Sunday 4 February 2018

My FPV gear

FPV Goggles, cameras and video transmitters.

I strongly recommend trying goggles on before you buy. They must suit your vision, Inter Pupilary Distance IPD and the shape of your face. Idealy I would like a bit more IPD and focus adjustment to suit my vision and big head. For normal reading I need +1.0 diopter glasses.

My goggles are  Aomway Commander V1S goggles Much cheaper than FatSharks but with a decent quality 16:9 picture and DVR recording. Supplied with excellent patch and cloverleaf antennas and the diversity receivers give great range. Range of 3km on 200mW is possible in perfect conditions.

In the single screen goggles I like the Headplay SE box.
I needed to fit the included RHO narrower view lenses to see the screen clearly.
Spectacular viewing experience but limited by the lack of diversity receivers. Supplied with an add-on DVR unit
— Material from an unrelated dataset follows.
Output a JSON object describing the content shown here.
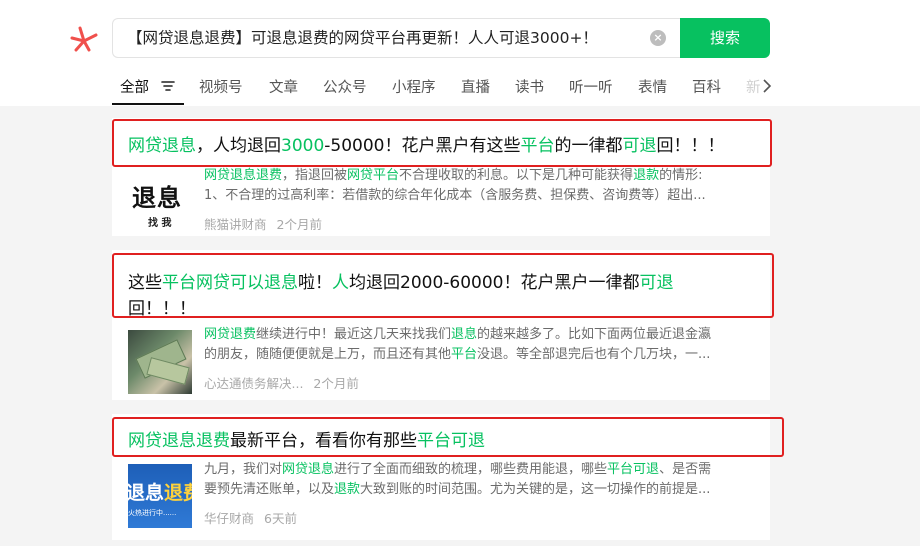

My preferred antennas are 5.8GHz Right handed circular polarised Aomway  clover leaf

They come in SMA or RP-SMA connector style,  and you need to choose the correct style to match your goggles and video transmitter. SMA antennas have a prong, RP-SMA have a hole.

My preferred Video transmitter (VTx) is the TS5823L  Eachine 200mW 40ch TS5823L 
It is compact and has a single push button to select channels and a single digit LED display.
The wires are stiff and delicate so need to be handled carefully.

There is a TS5823S version with a 5V regulator onboard, but I found this produced diagonal lines in the FPV feed.

Antenna connector is RP-SMA

Video transmitters come in a variety of power ratings.
25mW for small park flying and racing
200mW for general FPV
600mW for longer range, but be aware this will cause more interference to others. Only use if no-one else is flying FPV nearby.

VTx connection
I solder on a female servo-style connector to the Red, Black and Yellow wires for Power, Ground and Video signal. The other two wires are for Audio which I don't use.

I like a dedicated FPV camera like the Runcam Sparrow or Eagle 2 Pro. They are both swappable from 16:9 to 4:3 aspect ratio and have wide dynamic range and battery voltage displayed on screen.

My latest favourite camera is the Runcam Phoenix 2. It's a lot smaller and cheaper than the Eagle but with great image quality.  It doesn't have OSD voltage.

It is possible to use the TV out signal from an HD camera like a Mobius or GoPro, but it is not as safe as a stand alone FPV camera. Any issues with the HD camera recording or battery could interfere with your FPV view.

More information on that here - Other FPV cameras 

To connect the camera to the VTx I solder on a male servo-style connector to the +V, Ground and Yellow. If the camera also has Voltage display capability I connect the Voltage sensor wire to directly to the Red +V wire so I can see the flight battery voltage on screen.

The camera and VTx can be safely powered from the 3S or 4S flight battery. I use a servo style Y lead with one end changed to a female balance plug (3S or 4S as required) for power. The Y lead provides flight battery voltage to the camera and VTx as well as passing the video signal from the camera to the VTx

For a swappable FPV rig I use heat bent PVC plastic to make up a small mount.

This compact FPV backpack can be mounted with tape or velcro on to any plane.

All of this gear is available from Banggood via the links above, and these category links
BANGGOOD website


  1. Good tips. I think from now on im going to only get fpv cameras that have built in osd for voltage display. saves a lot of fiddling around.

    1. That's right Nathan, it's all you need most of the time